Your task → Where the string "name" shows up in a line of the records, copy that line.

Supplied entries →
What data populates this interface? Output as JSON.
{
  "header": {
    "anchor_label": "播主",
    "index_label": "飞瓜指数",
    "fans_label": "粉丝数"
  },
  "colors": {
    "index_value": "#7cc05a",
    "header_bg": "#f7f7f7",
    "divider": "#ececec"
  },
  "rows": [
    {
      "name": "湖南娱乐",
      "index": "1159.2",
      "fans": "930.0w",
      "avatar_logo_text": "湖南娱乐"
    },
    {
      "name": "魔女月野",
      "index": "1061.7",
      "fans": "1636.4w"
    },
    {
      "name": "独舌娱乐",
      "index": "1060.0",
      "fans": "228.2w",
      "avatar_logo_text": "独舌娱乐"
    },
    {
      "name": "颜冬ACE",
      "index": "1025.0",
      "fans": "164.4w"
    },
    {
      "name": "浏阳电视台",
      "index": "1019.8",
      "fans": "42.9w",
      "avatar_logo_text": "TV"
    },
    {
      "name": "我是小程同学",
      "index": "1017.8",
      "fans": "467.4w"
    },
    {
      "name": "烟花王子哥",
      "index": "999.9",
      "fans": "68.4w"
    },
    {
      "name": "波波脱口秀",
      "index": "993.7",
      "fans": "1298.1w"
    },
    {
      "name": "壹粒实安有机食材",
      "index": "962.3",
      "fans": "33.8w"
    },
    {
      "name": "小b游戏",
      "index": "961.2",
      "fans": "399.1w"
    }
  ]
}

Your response →
      "name": "湖南娱乐",
      "name": "魔女月野",
      "name": "独舌娱乐",
      "name": "颜冬ACE",
      "name": "浏阳电视台",
      "name": "我是小程同学",
      "name": "烟花王子哥",
      "name": "波波脱口秀",
      "name": "壹粒实安有机食材",
      "name": "小b游戏",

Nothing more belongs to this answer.